The full list of notes in Coty Paris (or Paris de Coty as it is properly called; the perfume was created by Francois Coty in 1923 and has been discontinued for some time, now only available on auction sites) include aldehydes, hyacinth, lilac, heliotrope, carnation, ylang-ylang, musc keton, Bulgarian rose, civet and vanilla. Smelling the fragrance blind, before I looked up the notes, I didn’t notice the lilac; I interpreted it as a combination of iris and violet. But after reading of its presence, I found it definitely detectable about ten minutes into the perfume’s wear, and its inclusion says much about the nature of this perfume. When you think about lilacs, they are flowers that can be heady if brought indoors in big bunches, but in their natural environ they have a genteel and dainty scent; they’re not animalic and extravagant in the way of tuberose, gardenia or jasmine. Similarly, Coty Paris with its lilac and heliotrope focus is very floral and cosmetically powdery without being flashy. And in the same way that lilacs are often the first scented flowers to bloom in Spring (along with hyacinths, another note in this perfume)—the first flowers on the scene to enchant one after a long winter—Coty Paris’s lilac bloom is like the beauty mark that George Valentin bestowed, with a cosmetic pencil, on the upper corner of Peppy Miller’s mouth when she was still a fledgling actress. It imparts an air of distinction in the way that lilac jogs the mind to think, “Oh, it’s that pretty standout, lilac!”

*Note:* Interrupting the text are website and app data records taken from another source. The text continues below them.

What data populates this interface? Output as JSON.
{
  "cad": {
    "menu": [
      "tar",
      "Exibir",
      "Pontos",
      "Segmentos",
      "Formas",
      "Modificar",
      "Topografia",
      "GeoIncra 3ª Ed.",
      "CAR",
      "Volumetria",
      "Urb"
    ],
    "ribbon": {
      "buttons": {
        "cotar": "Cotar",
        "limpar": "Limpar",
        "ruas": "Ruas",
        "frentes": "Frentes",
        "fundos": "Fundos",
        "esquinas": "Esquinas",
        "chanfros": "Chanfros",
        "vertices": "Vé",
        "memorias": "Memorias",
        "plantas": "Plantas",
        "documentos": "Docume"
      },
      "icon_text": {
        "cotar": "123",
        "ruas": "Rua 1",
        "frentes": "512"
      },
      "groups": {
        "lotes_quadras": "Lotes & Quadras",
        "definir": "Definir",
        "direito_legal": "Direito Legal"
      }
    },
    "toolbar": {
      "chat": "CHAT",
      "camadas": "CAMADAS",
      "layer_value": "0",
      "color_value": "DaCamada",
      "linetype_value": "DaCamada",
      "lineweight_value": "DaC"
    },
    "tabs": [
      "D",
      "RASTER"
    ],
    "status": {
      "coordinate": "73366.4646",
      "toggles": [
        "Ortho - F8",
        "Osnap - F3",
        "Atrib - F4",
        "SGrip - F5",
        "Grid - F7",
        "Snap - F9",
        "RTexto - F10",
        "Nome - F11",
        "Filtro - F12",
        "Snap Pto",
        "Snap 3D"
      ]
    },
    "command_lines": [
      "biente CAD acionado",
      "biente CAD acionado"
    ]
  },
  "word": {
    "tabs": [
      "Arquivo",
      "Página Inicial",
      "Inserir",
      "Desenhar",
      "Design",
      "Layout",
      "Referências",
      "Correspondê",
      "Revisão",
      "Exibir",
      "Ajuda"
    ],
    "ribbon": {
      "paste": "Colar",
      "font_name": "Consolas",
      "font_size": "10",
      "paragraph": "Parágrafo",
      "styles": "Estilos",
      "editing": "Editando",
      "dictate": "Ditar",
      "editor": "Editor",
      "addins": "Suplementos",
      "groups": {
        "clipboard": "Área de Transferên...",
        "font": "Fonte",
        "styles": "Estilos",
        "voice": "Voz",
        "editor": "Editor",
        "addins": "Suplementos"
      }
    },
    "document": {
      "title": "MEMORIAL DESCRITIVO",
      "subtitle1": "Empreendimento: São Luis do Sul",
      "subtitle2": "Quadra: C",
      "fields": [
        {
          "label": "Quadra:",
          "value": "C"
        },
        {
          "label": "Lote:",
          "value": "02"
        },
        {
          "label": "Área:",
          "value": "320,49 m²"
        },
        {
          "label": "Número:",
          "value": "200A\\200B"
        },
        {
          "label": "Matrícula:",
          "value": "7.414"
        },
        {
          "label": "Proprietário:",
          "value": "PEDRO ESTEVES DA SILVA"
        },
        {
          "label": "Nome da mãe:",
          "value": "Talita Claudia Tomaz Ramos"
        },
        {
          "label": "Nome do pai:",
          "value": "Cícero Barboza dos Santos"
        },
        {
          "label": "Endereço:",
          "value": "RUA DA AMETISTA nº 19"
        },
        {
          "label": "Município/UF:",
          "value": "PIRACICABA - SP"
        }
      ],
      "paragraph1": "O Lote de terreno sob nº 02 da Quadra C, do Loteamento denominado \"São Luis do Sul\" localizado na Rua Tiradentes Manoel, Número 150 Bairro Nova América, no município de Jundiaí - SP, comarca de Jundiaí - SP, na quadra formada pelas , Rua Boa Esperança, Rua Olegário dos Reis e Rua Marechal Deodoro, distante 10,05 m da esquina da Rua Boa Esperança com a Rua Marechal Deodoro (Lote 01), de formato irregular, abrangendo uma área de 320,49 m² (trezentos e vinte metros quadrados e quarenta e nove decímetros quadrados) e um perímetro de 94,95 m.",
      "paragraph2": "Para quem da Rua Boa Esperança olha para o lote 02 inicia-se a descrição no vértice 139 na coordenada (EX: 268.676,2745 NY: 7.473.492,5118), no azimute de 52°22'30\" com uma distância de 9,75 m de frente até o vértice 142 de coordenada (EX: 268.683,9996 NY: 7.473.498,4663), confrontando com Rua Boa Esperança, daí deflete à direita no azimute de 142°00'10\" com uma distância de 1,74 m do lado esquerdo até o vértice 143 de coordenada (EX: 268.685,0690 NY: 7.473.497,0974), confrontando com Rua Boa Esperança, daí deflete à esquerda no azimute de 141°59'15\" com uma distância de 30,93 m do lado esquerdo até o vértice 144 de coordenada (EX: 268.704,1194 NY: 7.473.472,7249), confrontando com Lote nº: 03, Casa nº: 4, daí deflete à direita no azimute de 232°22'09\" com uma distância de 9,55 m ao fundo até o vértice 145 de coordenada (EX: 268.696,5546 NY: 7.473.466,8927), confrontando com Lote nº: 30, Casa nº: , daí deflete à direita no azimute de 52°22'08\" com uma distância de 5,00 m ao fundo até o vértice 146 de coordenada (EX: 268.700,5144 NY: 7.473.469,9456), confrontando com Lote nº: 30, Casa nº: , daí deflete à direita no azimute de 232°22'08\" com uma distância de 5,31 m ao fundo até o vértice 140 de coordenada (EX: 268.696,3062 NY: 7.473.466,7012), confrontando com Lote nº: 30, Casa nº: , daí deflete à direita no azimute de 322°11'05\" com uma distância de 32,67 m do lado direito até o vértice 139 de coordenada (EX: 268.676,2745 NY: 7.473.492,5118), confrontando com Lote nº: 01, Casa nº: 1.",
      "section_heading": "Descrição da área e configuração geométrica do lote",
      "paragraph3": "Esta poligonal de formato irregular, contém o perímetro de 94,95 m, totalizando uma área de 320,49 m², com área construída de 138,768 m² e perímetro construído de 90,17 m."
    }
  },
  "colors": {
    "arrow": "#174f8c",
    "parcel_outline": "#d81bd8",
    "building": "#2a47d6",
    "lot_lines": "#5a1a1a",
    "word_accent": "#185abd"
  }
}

In general, I don’t count myself among the many perfumistas who crave a lilac-inspired scent (those who speak of the long discontinued Jean Patou Vacances with reverence and wistfulness), but the lilac in Coty Paris really is like a beauty mark—an enhancement to a perfume that is already enigmatic, like a little star floating in a wondrous swath of Heaven. The aldehydes lend ethereality and starch (without veering into the sneeze-inducing, champagne-bubble crispness that aldehydes can occupy in scents like Chanel No. 22, for example); the heliotrope adds a hint of a lipstick and face-powder smell; the carnation plays against the aldehydes and violet to add a vibration of warmth; and ylang contributes some creaminess, along with the gentle vanillic base. Something I can’t identify lends an anise-like nuance to the mix that adds further vibration with its minty, hot-and-cold effect. In regard to the animalic (civet and musc keton) notes of Coty Paris, I can’t detect them, and though I usually enjoy such notes, I have no complaints that I can’t identify them here. Wearing Paris is like witnessing the Evening Star (Venus) appear on the dusky horizon; it’s the olfactory air of the Firmament caressing its glowing star, and that’s a show that never gets tiring—even without a soundtrack, even when its twilight-blue rendezvous fades to black-and-white.